New research published in The Journal of Experimental Medicine investigates the process by which aspirin inhibits wound healing. The study focuses on how this NSAID acts on key skin cells called keratinocytes, delaying skin repair at wound sites. A better understanding of this process offers hope for the development of drugs to encourage wounds to heal.

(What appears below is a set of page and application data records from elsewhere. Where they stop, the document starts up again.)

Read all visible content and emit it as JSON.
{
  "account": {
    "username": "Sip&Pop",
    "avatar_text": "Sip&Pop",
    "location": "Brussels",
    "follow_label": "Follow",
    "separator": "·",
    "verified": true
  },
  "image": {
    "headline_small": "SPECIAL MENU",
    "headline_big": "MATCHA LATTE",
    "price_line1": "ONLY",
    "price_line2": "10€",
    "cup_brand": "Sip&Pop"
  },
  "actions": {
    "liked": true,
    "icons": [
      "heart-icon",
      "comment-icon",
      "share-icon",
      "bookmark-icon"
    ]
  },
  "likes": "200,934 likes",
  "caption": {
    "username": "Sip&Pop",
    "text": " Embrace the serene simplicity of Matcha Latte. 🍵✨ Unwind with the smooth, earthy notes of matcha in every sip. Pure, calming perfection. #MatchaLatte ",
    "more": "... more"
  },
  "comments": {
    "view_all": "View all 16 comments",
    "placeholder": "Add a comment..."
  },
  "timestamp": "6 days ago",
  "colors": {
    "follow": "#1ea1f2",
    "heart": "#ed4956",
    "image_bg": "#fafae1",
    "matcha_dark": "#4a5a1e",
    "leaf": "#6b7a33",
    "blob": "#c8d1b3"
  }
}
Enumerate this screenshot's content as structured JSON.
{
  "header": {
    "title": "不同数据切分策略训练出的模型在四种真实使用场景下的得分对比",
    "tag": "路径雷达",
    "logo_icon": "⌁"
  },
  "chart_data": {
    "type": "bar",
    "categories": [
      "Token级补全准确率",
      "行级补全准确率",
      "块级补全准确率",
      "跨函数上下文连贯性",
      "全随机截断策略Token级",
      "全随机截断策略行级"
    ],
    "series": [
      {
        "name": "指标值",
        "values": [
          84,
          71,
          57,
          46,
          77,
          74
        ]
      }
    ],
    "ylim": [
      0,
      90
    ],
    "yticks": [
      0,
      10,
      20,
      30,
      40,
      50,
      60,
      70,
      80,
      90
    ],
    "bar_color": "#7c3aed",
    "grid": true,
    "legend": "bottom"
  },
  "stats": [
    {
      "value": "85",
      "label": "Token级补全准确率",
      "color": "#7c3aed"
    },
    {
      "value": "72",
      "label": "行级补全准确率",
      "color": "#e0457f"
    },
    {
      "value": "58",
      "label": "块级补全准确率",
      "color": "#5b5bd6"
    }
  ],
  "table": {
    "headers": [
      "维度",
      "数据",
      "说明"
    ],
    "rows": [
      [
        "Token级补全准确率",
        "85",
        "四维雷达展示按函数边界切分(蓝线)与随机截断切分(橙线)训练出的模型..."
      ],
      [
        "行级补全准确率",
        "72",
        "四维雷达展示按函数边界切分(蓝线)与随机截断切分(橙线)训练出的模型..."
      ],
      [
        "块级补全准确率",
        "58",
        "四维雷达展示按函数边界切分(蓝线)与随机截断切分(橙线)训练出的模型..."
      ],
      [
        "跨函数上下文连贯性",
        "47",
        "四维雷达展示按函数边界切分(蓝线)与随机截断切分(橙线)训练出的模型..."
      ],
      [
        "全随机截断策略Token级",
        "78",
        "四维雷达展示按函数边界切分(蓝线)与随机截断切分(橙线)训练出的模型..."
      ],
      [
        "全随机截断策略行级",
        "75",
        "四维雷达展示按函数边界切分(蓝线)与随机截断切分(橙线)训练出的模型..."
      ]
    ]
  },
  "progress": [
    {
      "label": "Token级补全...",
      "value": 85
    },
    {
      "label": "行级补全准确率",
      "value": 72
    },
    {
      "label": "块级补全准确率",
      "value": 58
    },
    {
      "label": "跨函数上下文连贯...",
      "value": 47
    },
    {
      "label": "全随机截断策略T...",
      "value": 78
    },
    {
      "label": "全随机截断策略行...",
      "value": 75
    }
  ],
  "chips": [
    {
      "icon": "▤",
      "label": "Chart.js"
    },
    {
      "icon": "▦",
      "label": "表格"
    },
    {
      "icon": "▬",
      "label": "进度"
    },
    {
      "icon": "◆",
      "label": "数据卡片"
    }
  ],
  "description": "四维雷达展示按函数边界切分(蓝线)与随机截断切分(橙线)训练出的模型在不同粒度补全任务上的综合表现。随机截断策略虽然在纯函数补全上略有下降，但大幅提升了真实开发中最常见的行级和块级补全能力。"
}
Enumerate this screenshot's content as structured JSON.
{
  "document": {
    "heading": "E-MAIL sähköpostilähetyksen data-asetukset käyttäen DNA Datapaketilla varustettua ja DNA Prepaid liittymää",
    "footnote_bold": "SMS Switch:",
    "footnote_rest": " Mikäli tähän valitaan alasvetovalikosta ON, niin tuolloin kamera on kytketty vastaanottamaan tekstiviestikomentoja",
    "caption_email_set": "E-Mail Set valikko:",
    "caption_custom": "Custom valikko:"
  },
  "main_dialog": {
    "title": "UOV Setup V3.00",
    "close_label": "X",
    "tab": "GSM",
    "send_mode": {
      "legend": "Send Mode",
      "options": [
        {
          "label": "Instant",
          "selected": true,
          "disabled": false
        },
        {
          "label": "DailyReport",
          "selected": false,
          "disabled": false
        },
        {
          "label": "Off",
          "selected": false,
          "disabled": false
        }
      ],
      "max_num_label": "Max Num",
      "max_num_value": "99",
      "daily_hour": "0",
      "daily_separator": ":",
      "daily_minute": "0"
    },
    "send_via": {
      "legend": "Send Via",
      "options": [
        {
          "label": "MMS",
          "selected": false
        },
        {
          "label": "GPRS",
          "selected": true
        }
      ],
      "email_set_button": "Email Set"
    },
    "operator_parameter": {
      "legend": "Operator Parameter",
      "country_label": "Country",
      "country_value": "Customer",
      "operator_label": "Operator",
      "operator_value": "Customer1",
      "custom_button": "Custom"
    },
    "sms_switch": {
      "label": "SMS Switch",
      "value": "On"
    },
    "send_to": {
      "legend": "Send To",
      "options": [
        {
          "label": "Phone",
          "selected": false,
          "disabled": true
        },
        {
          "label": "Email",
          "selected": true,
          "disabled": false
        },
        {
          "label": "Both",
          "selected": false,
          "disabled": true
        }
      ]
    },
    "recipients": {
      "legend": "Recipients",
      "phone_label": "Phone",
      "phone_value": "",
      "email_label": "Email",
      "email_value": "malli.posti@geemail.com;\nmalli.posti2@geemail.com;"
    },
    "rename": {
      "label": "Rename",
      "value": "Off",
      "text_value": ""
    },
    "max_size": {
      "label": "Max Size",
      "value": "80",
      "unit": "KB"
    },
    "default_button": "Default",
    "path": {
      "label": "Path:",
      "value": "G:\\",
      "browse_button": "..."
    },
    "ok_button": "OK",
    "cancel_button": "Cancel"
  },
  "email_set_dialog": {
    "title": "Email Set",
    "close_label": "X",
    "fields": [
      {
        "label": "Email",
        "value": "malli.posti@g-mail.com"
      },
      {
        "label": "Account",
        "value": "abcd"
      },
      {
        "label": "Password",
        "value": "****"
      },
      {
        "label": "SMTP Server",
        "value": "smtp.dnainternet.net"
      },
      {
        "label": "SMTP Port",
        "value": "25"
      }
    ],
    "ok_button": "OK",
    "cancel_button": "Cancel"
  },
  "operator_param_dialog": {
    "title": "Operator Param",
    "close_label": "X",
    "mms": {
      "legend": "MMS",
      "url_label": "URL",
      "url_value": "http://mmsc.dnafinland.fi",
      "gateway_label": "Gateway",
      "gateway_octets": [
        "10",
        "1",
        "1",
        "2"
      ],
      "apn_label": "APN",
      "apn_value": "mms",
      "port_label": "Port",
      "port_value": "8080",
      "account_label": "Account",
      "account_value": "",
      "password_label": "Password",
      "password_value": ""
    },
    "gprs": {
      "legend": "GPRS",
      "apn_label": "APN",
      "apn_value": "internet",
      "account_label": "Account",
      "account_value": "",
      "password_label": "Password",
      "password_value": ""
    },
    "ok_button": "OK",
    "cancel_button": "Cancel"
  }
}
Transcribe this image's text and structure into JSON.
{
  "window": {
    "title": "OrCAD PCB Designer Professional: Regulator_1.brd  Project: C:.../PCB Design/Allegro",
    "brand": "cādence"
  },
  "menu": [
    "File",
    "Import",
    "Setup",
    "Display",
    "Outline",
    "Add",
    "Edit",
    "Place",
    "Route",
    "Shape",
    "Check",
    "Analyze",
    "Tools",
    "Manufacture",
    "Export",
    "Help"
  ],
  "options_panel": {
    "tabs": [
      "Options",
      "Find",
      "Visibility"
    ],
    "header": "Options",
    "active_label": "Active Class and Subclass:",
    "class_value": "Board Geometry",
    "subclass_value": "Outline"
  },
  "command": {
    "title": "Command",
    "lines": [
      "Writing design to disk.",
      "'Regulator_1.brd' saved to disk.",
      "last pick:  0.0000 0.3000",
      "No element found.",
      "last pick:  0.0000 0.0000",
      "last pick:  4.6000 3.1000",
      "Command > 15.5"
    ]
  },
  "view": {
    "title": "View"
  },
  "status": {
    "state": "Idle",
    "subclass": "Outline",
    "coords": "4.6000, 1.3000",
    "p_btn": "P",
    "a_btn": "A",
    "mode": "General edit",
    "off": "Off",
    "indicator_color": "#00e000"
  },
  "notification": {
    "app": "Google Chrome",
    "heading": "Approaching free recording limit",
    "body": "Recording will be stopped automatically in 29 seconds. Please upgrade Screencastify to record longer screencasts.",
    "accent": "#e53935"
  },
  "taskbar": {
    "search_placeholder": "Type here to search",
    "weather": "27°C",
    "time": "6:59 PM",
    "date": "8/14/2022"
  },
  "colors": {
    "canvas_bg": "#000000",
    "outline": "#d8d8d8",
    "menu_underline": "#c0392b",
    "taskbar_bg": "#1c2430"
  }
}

Aspirin has a known capacity to promote bleeding events, and is also linked to the inhibition of wound healing. Wound healing is a complex process that is dependent on the restoration of the epithelial, or outermost layer of the skin, over the wound surface. Skin cells called keratinocytes play an important role in this process; when keratinocyte migration across the wound is defective, wounds such as diabetic ulcers cannot heal and become chronic. The researchers found that a high dose aspirin regimen reduces the production of a molecule, 12-HHT that enhances the migration of keratinocytes. In addition to reinforcing cautions about aspirin use in patients with chronic wounds, the findings may point to new pathways for the development of more effective wound healing therapies. Read a news story about the research here.